“It is submitted that the said assertion is fallacious and ignores that the subjective satisfaction of the detaining authority, the grounds of detention and the dossier clearly indicate that there exists a live and proximate link in the events that occurred in the past, the activities of the detenu (Abdullah) and the possibility of such activities being prejudicial to maintenance of public order,” it said.
“In light of the above, the deponent states and submits that there was ample material and grounds to issue the impugned order of detention against the detenu considering the past conduct and the possibility of such conduct being repeated on release and thereby prejudicing the public order in the Union Territory of Jammu and Kashmir,” it said.
The reply further said, “It may not be out of place to mention that so far since 1990, 41,866 persons have lost their lives in 71,038 incidents throughout the erstwhile State of J&K. This includes 14,038 civilians, 5,292 personnel of security forces and 22,536 terrorists.”
It said that J&K High Court is seized of over 350 habeas corpus petitions and pleas challenging the detention orders.
“It is further submitted that the high court is fully functional and has in fact quashed 68 detention orders since August 2019 while confirming 11 detention orders passed by the appropriate authority,” it said, adding that the petitioner has failed to disclose the reason for not approaching the high court first.
“It is submitted that entertaining one petition would open flood gates of petitions which in absence of any special ground to make a departure, needs to be avoided,” it said.
Seeking dismissal of plea for “bypassing the effective alternative remedy” available under PSA, it said, “The detenue has chosen not to file a representation before the advisory board”.
Grounds of detention were supplied to Abdullah to enable him to make an effective representation as stipulated in law, it said, adding that the advisory board had on February 24 observed that there was sufficient cause for his detention.
“It is submitted that the acts, which are easily available in public domain, on the part of the detenu squarely fell within the realm of public order, as it was calculated to disturb public peace and tranquillity.
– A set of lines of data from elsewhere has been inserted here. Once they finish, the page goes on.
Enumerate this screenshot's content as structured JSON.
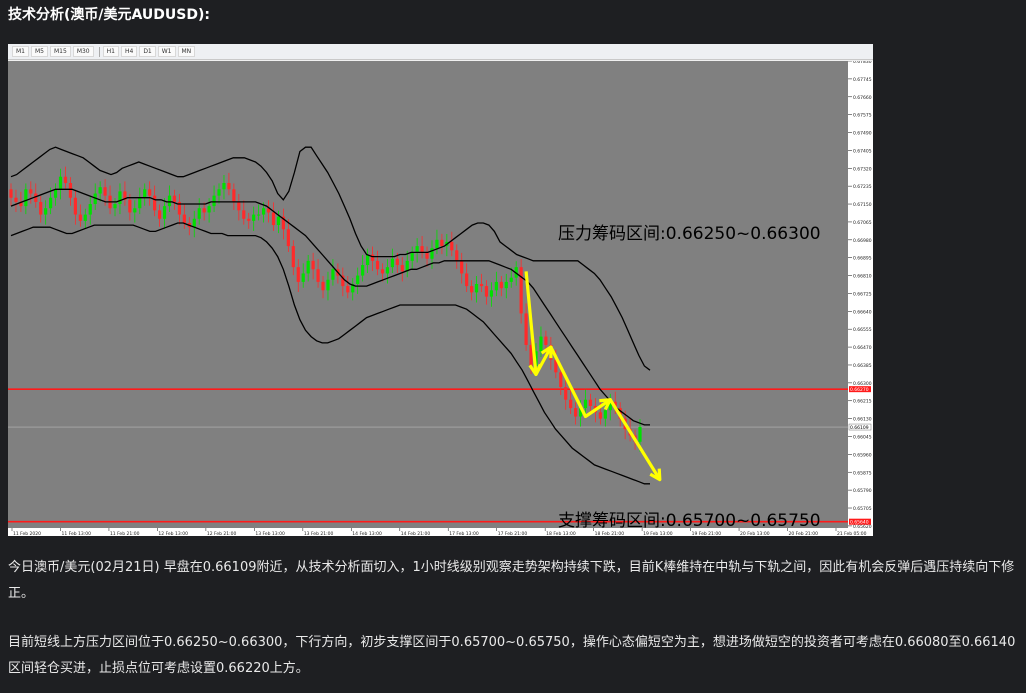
{
  "heading": "技术分析(澳币/美元AUDUSD):",
  "toolbar": {
    "timeframes": [
      "M1",
      "M5",
      "M15",
      "M30",
      "H1",
      "H4",
      "D1",
      "W1",
      "MN"
    ]
  },
  "colors": {
    "background": "#1e1f22",
    "plot_bg": "#808080",
    "bull": "#00e000",
    "bear": "#ff2a2a",
    "band": "#000000",
    "level_line": "#ff1a1a",
    "arrow": "#ffff00"
  },
  "chart_data": {
    "type": "candlestick",
    "symbol": "AUDUSD",
    "timeframe": "H1",
    "ylim": [
      0.6561,
      0.6783
    ],
    "y_ticks": [
      "0.67830",
      "0.67745",
      "0.67660",
      "0.67575",
      "0.67490",
      "0.67405",
      "0.67320",
      "0.67235",
      "0.67150",
      "0.67065",
      "0.66980",
      "0.66895",
      "0.66810",
      "0.66725",
      "0.66640",
      "0.66555",
      "0.66470",
      "0.66385",
      "0.66300",
      "0.66215",
      "0.66130",
      "0.66045",
      "0.65960",
      "0.65875",
      "0.65790",
      "0.65705",
      "0.65620"
    ],
    "x_ticks": [
      "11 Feb 2020",
      "11 Feb 13:00",
      "11 Feb 21:00",
      "12 Feb 13:00",
      "12 Feb 21:00",
      "13 Feb 13:00",
      "13 Feb 21:00",
      "14 Feb 13:00",
      "14 Feb 21:00",
      "17 Feb 13:00",
      "17 Feb 21:00",
      "18 Feb 13:00",
      "18 Feb 21:00",
      "19 Feb 13:00",
      "19 Feb 21:00",
      "20 Feb 13:00",
      "20 Feb 21:00",
      "21 Feb 05:00"
    ],
    "close": [
      0.6718,
      0.6716,
      0.6714,
      0.6722,
      0.672,
      0.6716,
      0.671,
      0.6713,
      0.6718,
      0.6722,
      0.6728,
      0.6725,
      0.6718,
      0.671,
      0.6707,
      0.671,
      0.6715,
      0.672,
      0.6723,
      0.6719,
      0.6713,
      0.6715,
      0.6721,
      0.6717,
      0.6711,
      0.6713,
      0.6718,
      0.6722,
      0.6719,
      0.6712,
      0.6708,
      0.6714,
      0.6719,
      0.6716,
      0.671,
      0.6706,
      0.6704,
      0.6708,
      0.6713,
      0.6711,
      0.6714,
      0.6719,
      0.6722,
      0.6725,
      0.6722,
      0.6716,
      0.6712,
      0.6708,
      0.6707,
      0.671,
      0.671,
      0.6713,
      0.6711,
      0.6705,
      0.6709,
      0.6703,
      0.6695,
      0.6685,
      0.6678,
      0.6682,
      0.6688,
      0.6684,
      0.6678,
      0.6674,
      0.6679,
      0.6684,
      0.6681,
      0.6676,
      0.6673,
      0.6677,
      0.6681,
      0.6686,
      0.6691,
      0.6688,
      0.6684,
      0.6682,
      0.6685,
      0.6689,
      0.6686,
      0.6683,
      0.6688,
      0.6692,
      0.6695,
      0.6692,
      0.6689,
      0.6694,
      0.6698,
      0.6695,
      0.6697,
      0.6693,
      0.6688,
      0.6682,
      0.6676,
      0.6673,
      0.6677,
      0.6676,
      0.6671,
      0.6674,
      0.6678,
      0.6675,
      0.6678,
      0.668,
      0.6685,
      0.6663,
      0.6648,
      0.6638,
      0.6645,
      0.6652,
      0.6648,
      0.6641,
      0.6635,
      0.6628,
      0.6622,
      0.6618,
      0.6614,
      0.6618,
      0.6622,
      0.6619,
      0.6616,
      0.6613,
      0.6617,
      0.6621,
      0.6618,
      0.6613,
      0.6608,
      0.6605,
      0.6602,
      0.6609
    ],
    "series": [
      {
        "name": "",
        "values": [
          0.6728,
          0.6729,
          0.6731,
          0.6733,
          0.6735,
          0.6737,
          0.6739,
          0.6741,
          0.6742,
          0.6741,
          0.674,
          0.6739,
          0.6738,
          0.6737,
          0.6735,
          0.6733,
          0.6731,
          0.673,
          0.6729,
          0.673,
          0.6732,
          0.6733,
          0.6734,
          0.6735,
          0.6734,
          0.6733,
          0.6732,
          0.6731,
          0.673,
          0.6729,
          0.6728,
          0.6728,
          0.6729,
          0.673,
          0.6731,
          0.6732,
          0.6733,
          0.6734,
          0.6735,
          0.6736,
          0.6737,
          0.6737,
          0.6737,
          0.6736,
          0.6735,
          0.6733,
          0.673,
          0.6726,
          0.672,
          0.6717,
          0.6721,
          0.673,
          0.674,
          0.6742,
          0.6742,
          0.6738,
          0.6734,
          0.673,
          0.6725,
          0.672,
          0.6714,
          0.6708,
          0.6701,
          0.6695,
          0.6691,
          0.669,
          0.669,
          0.669,
          0.669,
          0.669,
          0.6691,
          0.6691,
          0.6692,
          0.6692,
          0.6692,
          0.6692,
          0.6693,
          0.6694,
          0.6695,
          0.6697,
          0.6699,
          0.6701,
          0.6703,
          0.6705,
          0.6706,
          0.6706,
          0.6705,
          0.6702,
          0.6697,
          0.6695,
          0.6693,
          0.6691,
          0.669,
          0.6689,
          0.6688,
          0.6688,
          0.6688,
          0.6688,
          0.6688,
          0.6688,
          0.6688,
          0.6688,
          0.6688,
          0.6686,
          0.6684,
          0.6682,
          0.6679,
          0.6675,
          0.6671,
          0.6666,
          0.6661,
          0.6655,
          0.6649,
          0.6643,
          0.6638,
          0.6636
        ]
      },
      {
        "name": "",
        "values": [
          0.6714,
          0.6715,
          0.6716,
          0.6717,
          0.6718,
          0.6719,
          0.672,
          0.6721,
          0.6722,
          0.6722,
          0.6722,
          0.6722,
          0.6721,
          0.672,
          0.6719,
          0.6718,
          0.6717,
          0.6716,
          0.6716,
          0.6716,
          0.6717,
          0.6718,
          0.6718,
          0.6718,
          0.6718,
          0.6718,
          0.6717,
          0.6717,
          0.6716,
          0.6716,
          0.6715,
          0.6715,
          0.6715,
          0.6715,
          0.6715,
          0.6715,
          0.6716,
          0.6716,
          0.6716,
          0.6716,
          0.6716,
          0.6716,
          0.6716,
          0.6716,
          0.6716,
          0.6715,
          0.6714,
          0.6712,
          0.671,
          0.6708,
          0.6706,
          0.6704,
          0.6702,
          0.67,
          0.6697,
          0.6694,
          0.6691,
          0.6688,
          0.6685,
          0.6682,
          0.6679,
          0.6677,
          0.6676,
          0.6676,
          0.6676,
          0.6677,
          0.6678,
          0.6679,
          0.668,
          0.6681,
          0.6682,
          0.6683,
          0.6684,
          0.6684,
          0.6685,
          0.6686,
          0.6687,
          0.6687,
          0.6688,
          0.6688,
          0.6688,
          0.6688,
          0.6688,
          0.6688,
          0.6688,
          0.6688,
          0.6688,
          0.6687,
          0.6686,
          0.6685,
          0.6684,
          0.6682,
          0.668,
          0.6678,
          0.6675,
          0.6671,
          0.6667,
          0.6663,
          0.6659,
          0.6655,
          0.6651,
          0.6647,
          0.6643,
          0.6639,
          0.6635,
          0.6631,
          0.6627,
          0.6624,
          0.6621,
          0.6618,
          0.6616,
          0.6614,
          0.6612,
          0.6611,
          0.661,
          0.661
        ]
      },
      {
        "name": "",
        "values": [
          0.67,
          0.6701,
          0.6702,
          0.6703,
          0.6704,
          0.6704,
          0.6704,
          0.6704,
          0.6703,
          0.6702,
          0.6701,
          0.6701,
          0.6702,
          0.6703,
          0.6704,
          0.6705,
          0.6705,
          0.6705,
          0.6705,
          0.6705,
          0.6705,
          0.6705,
          0.6705,
          0.6704,
          0.6703,
          0.6702,
          0.6702,
          0.6703,
          0.6704,
          0.6705,
          0.6706,
          0.6706,
          0.6705,
          0.6704,
          0.6703,
          0.6702,
          0.6701,
          0.6701,
          0.6701,
          0.67,
          0.67,
          0.67,
          0.67,
          0.67,
          0.67,
          0.6699,
          0.6697,
          0.6694,
          0.669,
          0.6684,
          0.6676,
          0.6667,
          0.666,
          0.6655,
          0.6652,
          0.665,
          0.6649,
          0.6649,
          0.665,
          0.6651,
          0.6653,
          0.6655,
          0.6657,
          0.6659,
          0.6661,
          0.6662,
          0.6663,
          0.6664,
          0.6665,
          0.6666,
          0.6667,
          0.6667,
          0.6667,
          0.6667,
          0.6667,
          0.6667,
          0.6667,
          0.6667,
          0.6667,
          0.6667,
          0.6667,
          0.6666,
          0.6665,
          0.6663,
          0.6661,
          0.6659,
          0.6656,
          0.6653,
          0.665,
          0.6647,
          0.6644,
          0.664,
          0.6636,
          0.6631,
          0.6626,
          0.6621,
          0.6616,
          0.6612,
          0.6608,
          0.6605,
          0.6602,
          0.6599,
          0.6597,
          0.6595,
          0.6593,
          0.6591,
          0.659,
          0.6589,
          0.6588,
          0.6587,
          0.6586,
          0.6585,
          0.6584,
          0.6583,
          0.6582,
          0.6582
        ]
      }
    ],
    "levels": [
      0.6627,
      0.6564
    ],
    "level_tags": [
      "0.66270",
      "0.65640"
    ],
    "current_price": 0.6609,
    "current_tag": "0.66109",
    "annotations": [
      "压力筹码区间:0.66250~0.66300",
      "支撑筹码区间:0.65700~0.65750"
    ]
  },
  "paragraphs": [
    "今日澳币/美元(02月21日) 早盘在0.66109附近，从技术分析面切入，1小时线级别观察走势架构持续下跌，目前K棒维持在中轨与下轨之间，因此有机会反弹后遇压持续向下修正。",
    "目前短线上方压力区间位于0.66250~0.66300，下行方向，初步支撑区间于0.65700~0.65750，操作心态偏短空为主，想进场做短空的投资者可考虑在0.66080至0.66140区间轻仓买进，止损点位可考虑设置0.66220上方。"
  ]
}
It is needless to emphasise that the incitement of the public at large, pertains to public order,” it said.
Pilot has approached the Apex Court claiming that the detention order was “manifestly illegal” and there was no question of him being a “threat to the maintenance of public order”. (PTI)
‘No conflict between judgments’